Saved entries:
• • • •
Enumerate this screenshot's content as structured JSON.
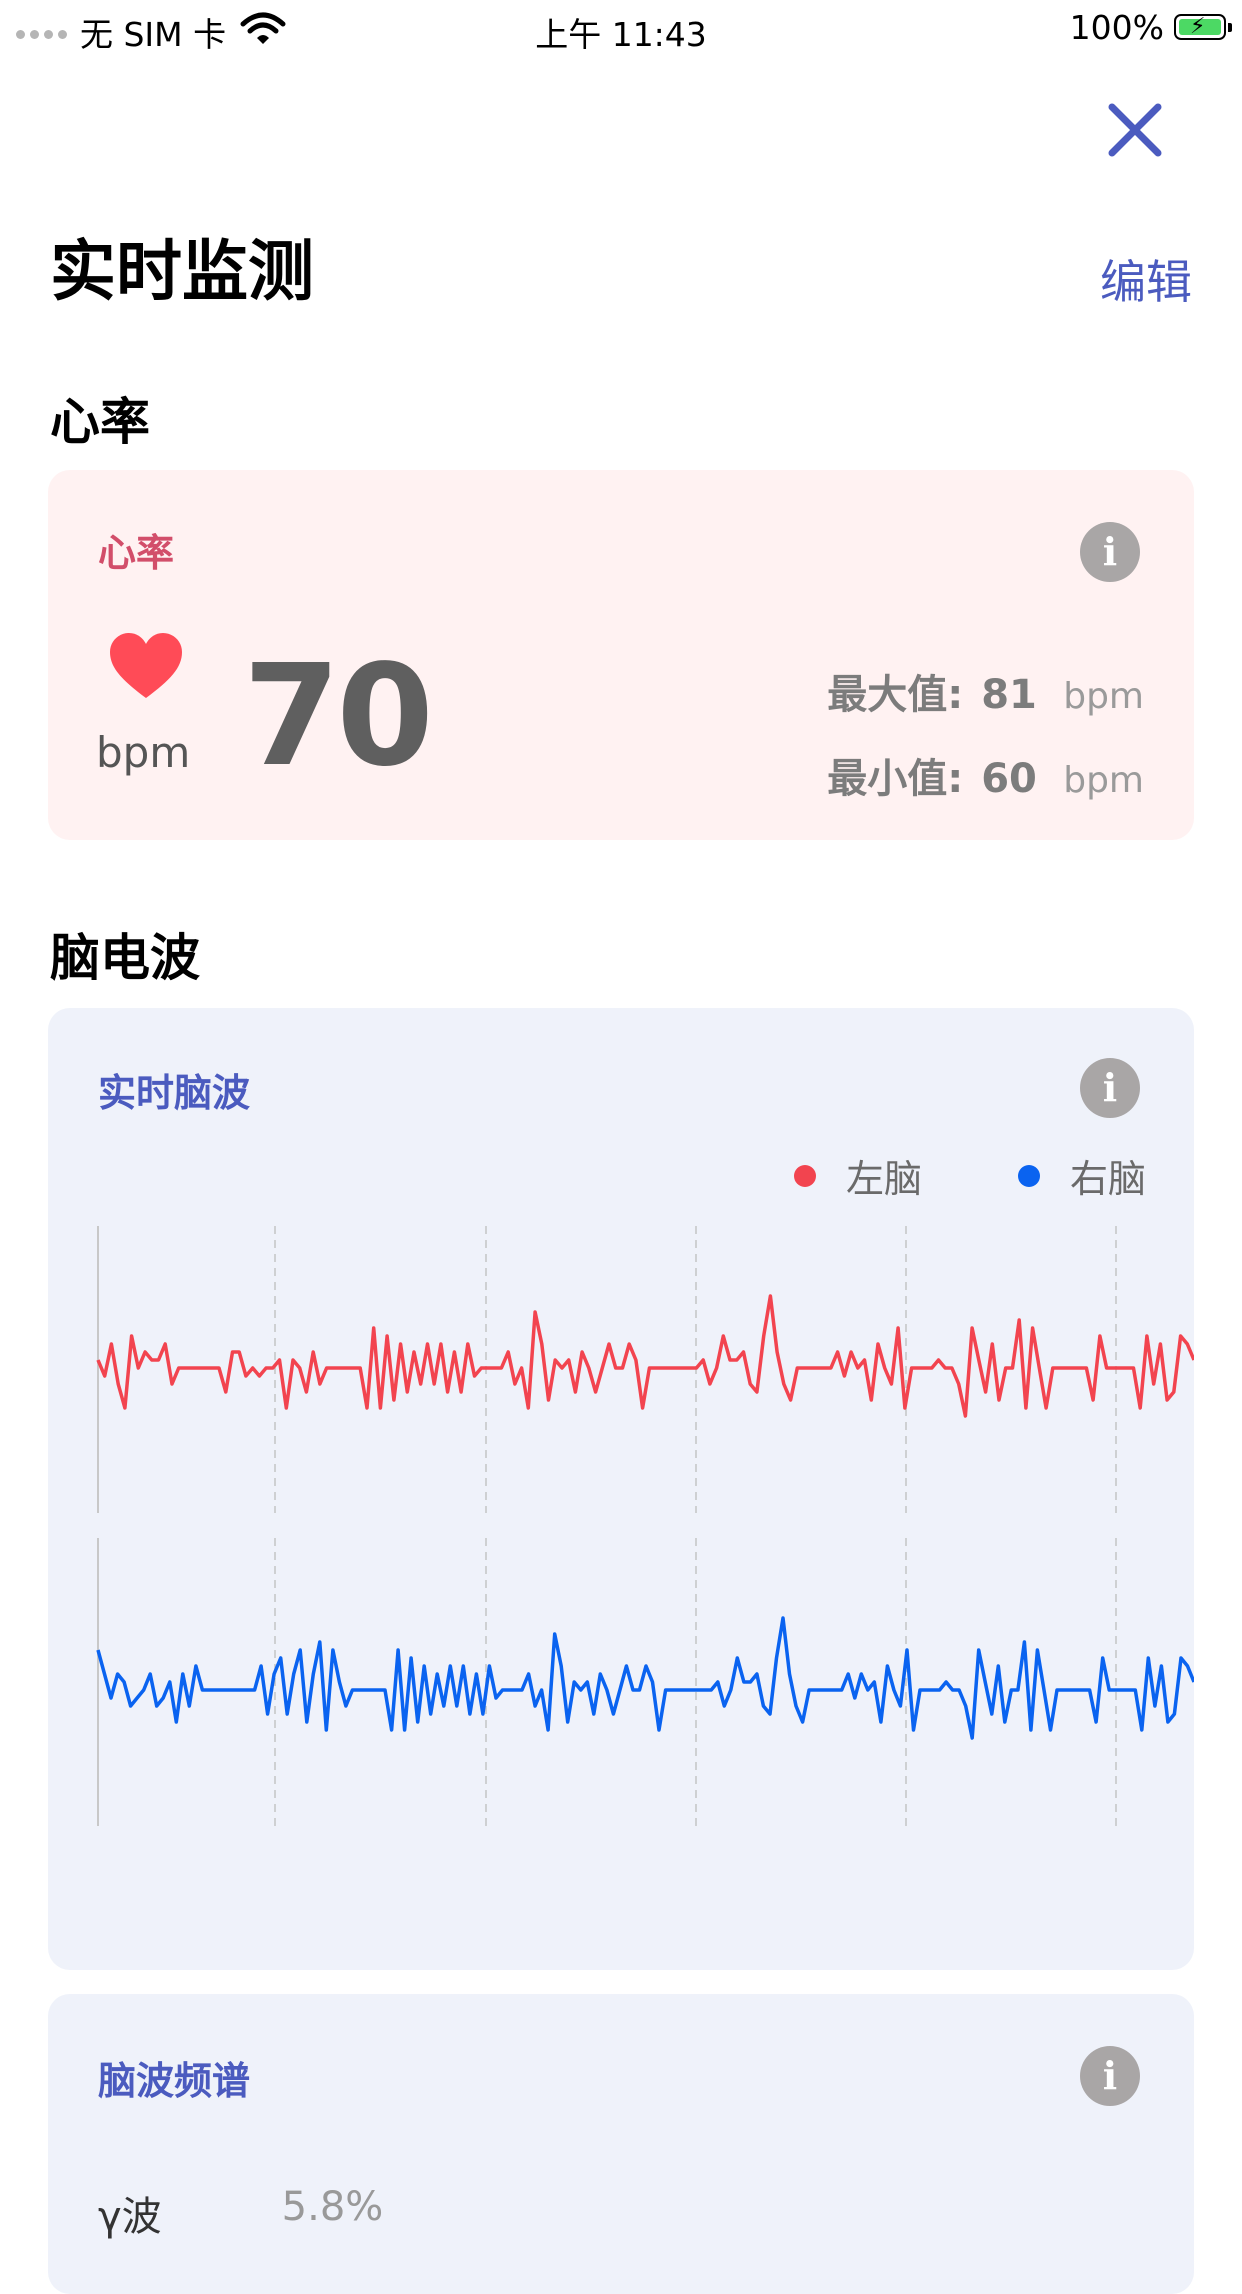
{
  "status_bar": {
    "carrier": "无 SIM 卡",
    "time": "上午 11:43",
    "battery": "100%"
  },
  "page": {
    "title": "实时监测",
    "edit_label": "编辑"
  },
  "heart_rate": {
    "section_title": "心率",
    "card_title": "心率",
    "value": "70",
    "unit": "bpm",
    "max_label": "最大值:",
    "max_value": "81",
    "max_unit": "bpm",
    "min_label": "最小值:",
    "min_value": "60",
    "min_unit": "bpm",
    "accent_color": "#d24e6a",
    "heart_color": "#ff4b57"
  },
  "eeg": {
    "section_title": "脑电波",
    "card_title": "实时脑波",
    "legend": [
      {
        "label": "左脑",
        "color": "#f2444f"
      },
      {
        "label": "右脑",
        "color": "#0a63f0"
      }
    ],
    "title_color": "#4b5bbf"
  },
  "spectrum": {
    "card_title": "脑波频谱",
    "first_row_label": "γ波",
    "first_row_value": "5.8%"
  },
  "chart_data": {
    "type": "line",
    "title": "实时脑波",
    "grid": true,
    "series": [
      {
        "name": "左脑",
        "color": "#f2444f",
        "values": [
          0.1,
          -0.1,
          0.3,
          -0.2,
          -0.5,
          0.4,
          0,
          0.2,
          0.1,
          0.1,
          0.3,
          -0.2,
          0,
          0,
          0,
          0,
          0,
          0,
          0,
          -0.3,
          0.2,
          0.2,
          -0.1,
          0,
          -0.1,
          0,
          0,
          0.1,
          -0.5,
          0.1,
          0,
          -0.3,
          0.2,
          -0.2,
          0,
          0,
          0,
          0,
          0,
          0,
          -0.5,
          0.5,
          -0.5,
          0.4,
          -0.4,
          0.3,
          -0.3,
          0.2,
          -0.2,
          0.3,
          -0.2,
          0.3,
          -0.3,
          0.2,
          -0.3,
          0.3,
          -0.1,
          0,
          0,
          0,
          0,
          0.2,
          -0.2,
          0,
          -0.5,
          0.7,
          0.3,
          -0.4,
          0.1,
          0,
          0.1,
          -0.3,
          0.2,
          0,
          -0.3,
          0,
          0.3,
          0,
          0,
          0.3,
          0.1,
          -0.5,
          0,
          0,
          0,
          0,
          0,
          0,
          0,
          0,
          0.1,
          -0.2,
          0,
          0.4,
          0.1,
          0.1,
          0.2,
          -0.2,
          -0.3,
          0.4,
          0.9,
          0.2,
          -0.2,
          -0.4,
          0,
          0,
          0,
          0,
          0,
          0,
          0.2,
          -0.1,
          0.2,
          0,
          0.1,
          -0.4,
          0.3,
          0,
          -0.2,
          0.5,
          -0.5,
          0,
          0,
          0,
          0,
          0.1,
          0,
          0,
          -0.2,
          -0.6,
          0.5,
          0.1,
          -0.3,
          0.3,
          -0.4,
          0,
          0,
          0.6,
          -0.5,
          0.5,
          0,
          -0.5,
          0,
          0,
          0,
          0,
          0,
          0,
          -0.4,
          0.4,
          0,
          0,
          0,
          0,
          0,
          -0.5,
          0.4,
          -0.2,
          0.3,
          -0.4,
          -0.3,
          0.4,
          0.3,
          0.1
        ]
      },
      {
        "name": "右脑",
        "color": "#0a63f0",
        "values": [
          0.5,
          0.2,
          -0.1,
          0.2,
          0.1,
          -0.2,
          -0.1,
          0,
          0.2,
          -0.2,
          -0.1,
          0.1,
          -0.4,
          0.2,
          -0.2,
          0.3,
          0,
          0,
          0,
          0,
          0,
          0,
          0,
          0,
          0,
          0.3,
          -0.3,
          0.2,
          0.4,
          -0.3,
          0.2,
          0.5,
          -0.4,
          0.2,
          0.6,
          -0.5,
          0.5,
          0.1,
          -0.2,
          0,
          0,
          0,
          0,
          0,
          0,
          -0.5,
          0.5,
          -0.5,
          0.4,
          -0.4,
          0.3,
          -0.3,
          0.2,
          -0.2,
          0.3,
          -0.2,
          0.3,
          -0.3,
          0.2,
          -0.3,
          0.3,
          -0.1,
          0,
          0,
          0,
          0,
          0.2,
          -0.2,
          0,
          -0.5,
          0.7,
          0.3,
          -0.4,
          0.1,
          0,
          0.1,
          -0.3,
          0.2,
          0,
          -0.3,
          0,
          0.3,
          0,
          0,
          0.3,
          0.1,
          -0.5,
          0,
          0,
          0,
          0,
          0,
          0,
          0,
          0,
          0.1,
          -0.2,
          0,
          0.4,
          0.1,
          0.1,
          0.2,
          -0.2,
          -0.3,
          0.4,
          0.9,
          0.2,
          -0.2,
          -0.4,
          0,
          0,
          0,
          0,
          0,
          0,
          0.2,
          -0.1,
          0.2,
          0,
          0.1,
          -0.4,
          0.3,
          0,
          -0.2,
          0.5,
          -0.5,
          0,
          0,
          0,
          0,
          0.1,
          0,
          0,
          -0.2,
          -0.6,
          0.5,
          0.1,
          -0.3,
          0.3,
          -0.4,
          0,
          0,
          0.6,
          -0.5,
          0.5,
          0,
          -0.5,
          0,
          0,
          0,
          0,
          0,
          0,
          -0.4,
          0.4,
          0,
          0,
          0,
          0,
          0,
          -0.5,
          0.4,
          -0.2,
          0.3,
          -0.4,
          -0.3,
          0.4,
          0.3,
          0.1
        ]
      }
    ]
  }
}
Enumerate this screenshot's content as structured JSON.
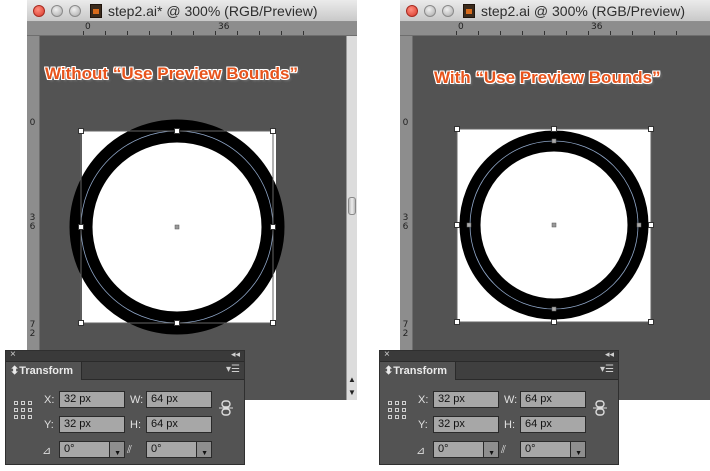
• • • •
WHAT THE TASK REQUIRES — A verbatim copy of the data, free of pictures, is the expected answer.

EXPECTED ANSWER —
Enumerate this screenshot's content as structured JSON.
{
  "status_bar": {
    "carrier": "无 SIM 卡",
    "time": "上午 11:43",
    "battery": "100%"
  },
  "page": {
    "title": "实时监测",
    "edit_label": "编辑"
  },
  "heart_rate": {
    "section_title": "心率",
    "card_title": "心率",
    "value": "70",
    "unit": "bpm",
    "max_label": "最大值:",
    "max_value": "81",
    "max_unit": "bpm",
    "min_label": "最小值:",
    "min_value": "60",
    "min_unit": "bpm",
    "accent_color": "#d24e6a",
    "heart_color": "#ff4b57"
  },
  "eeg": {
    "section_title": "脑电波",
    "card_title": "实时脑波",
    "legend": [
      {
        "label": "左脑",
        "color": "#f2444f"
      },
      {
        "label": "右脑",
        "color": "#0a63f0"
      }
    ],
    "title_color": "#4b5bbf"
  },
  "spectrum": {
    "card_title": "脑波频谱",
    "first_row_label": "γ波",
    "first_row_value": "5.8%"
  },
  "chart_data": {
    "type": "line",
    "title": "实时脑波",
    "grid": true,
    "series": [
      {
        "name": "左脑",
        "color": "#f2444f",
        "values": [
          0.1,
          -0.1,
          0.3,
          -0.2,
          -0.5,
          0.4,
          0,
          0.2,
          0.1,
          0.1,
          0.3,
          -0.2,
          0,
          0,
          0,
          0,
          0,
          0,
          0,
          -0.3,
          0.2,
          0.2,
          -0.1,
          0,
          -0.1,
          0,
          0,
          0.1,
          -0.5,
          0.1,
          0,
          -0.3,
          0.2,
          -0.2,
          0,
          0,
          0,
          0,
          0,
          0,
          -0.5,
          0.5,
          -0.5,
          0.4,
          -0.4,
          0.3,
          -0.3,
          0.2,
          -0.2,
          0.3,
          -0.2,
          0.3,
          -0.3,
          0.2,
          -0.3,
          0.3,
          -0.1,
          0,
          0,
          0,
          0,
          0.2,
          -0.2,
          0,
          -0.5,
          0.7,
          0.3,
          -0.4,
          0.1,
          0,
          0.1,
          -0.3,
          0.2,
          0,
          -0.3,
          0,
          0.3,
          0,
          0,
          0.3,
          0.1,
          -0.5,
          0,
          0,
          0,
          0,
          0,
          0,
          0,
          0,
          0.1,
          -0.2,
          0,
          0.4,
          0.1,
          0.1,
          0.2,
          -0.2,
          -0.3,
          0.4,
          0.9,
          0.2,
          -0.2,
          -0.4,
          0,
          0,
          0,
          0,
          0,
          0,
          0.2,
          -0.1,
          0.2,
          0,
          0.1,
          -0.4,
          0.3,
          0,
          -0.2,
          0.5,
          -0.5,
          0,
          0,
          0,
          0,
          0.1,
          0,
          0,
          -0.2,
          -0.6,
          0.5,
          0.1,
          -0.3,
          0.3,
          -0.4,
          0,
          0,
          0.6,
          -0.5,
          0.5,
          0,
          -0.5,
          0,
          0,
          0,
          0,
          0,
          0,
          -0.4,
          0.4,
          0,
          0,
          0,
          0,
          0,
          -0.5,
          0.4,
          -0.2,
          0.3,
          -0.4,
          -0.3,
          0.4,
          0.3,
          0.1
        ]
      },
      {
        "name": "右脑",
        "color": "#0a63f0",
        "values": [
          0.5,
          0.2,
          -0.1,
          0.2,
          0.1,
          -0.2,
          -0.1,
          0,
          0.2,
          -0.2,
          -0.1,
          0.1,
          -0.4,
          0.2,
          -0.2,
          0.3,
          0,
          0,
          0,
          0,
          0,
          0,
          0,
          0,
          0,
          0.3,
          -0.3,
          0.2,
          0.4,
          -0.3,
          0.2,
          0.5,
          -0.4,
          0.2,
          0.6,
          -0.5,
          0.5,
          0.1,
          -0.2,
          0,
          0,
          0,
          0,
          0,
          0,
          -0.5,
          0.5,
          -0.5,
          0.4,
          -0.4,
          0.3,
          -0.3,
          0.2,
          -0.2,
          0.3,
          -0.2,
          0.3,
          -0.3,
          0.2,
          -0.3,
          0.3,
          -0.1,
          0,
          0,
          0,
          0,
          0.2,
          -0.2,
          0,
          -0.5,
          0.7,
          0.3,
          -0.4,
          0.1,
          0,
          0.1,
          -0.3,
          0.2,
          0,
          -0.3,
          0,
          0.3,
          0,
          0,
          0.3,
          0.1,
          -0.5,
          0,
          0,
          0,
          0,
          0,
          0,
          0,
          0,
          0.1,
          -0.2,
          0,
          0.4,
          0.1,
          0.1,
          0.2,
          -0.2,
          -0.3,
          0.4,
          0.9,
          0.2,
          -0.2,
          -0.4,
          0,
          0,
          0,
          0,
          0,
          0,
          0.2,
          -0.1,
          0.2,
          0,
          0.1,
          -0.4,
          0.3,
          0,
          -0.2,
          0.5,
          -0.5,
          0,
          0,
          0,
          0,
          0.1,
          0,
          0,
          -0.2,
          -0.6,
          0.5,
          0.1,
          -0.3,
          0.3,
          -0.4,
          0,
          0,
          0.6,
          -0.5,
          0.5,
          0,
          -0.5,
          0,
          0,
          0,
          0,
          0,
          0,
          -0.4,
          0.4,
          0,
          0,
          0,
          0,
          0,
          -0.5,
          0.4,
          -0.2,
          0.3,
          -0.4,
          -0.3,
          0.4,
          0.3,
          0.1
        ]
      }
    ]
  }
}
Enumerate this screenshot's content as structured JSON.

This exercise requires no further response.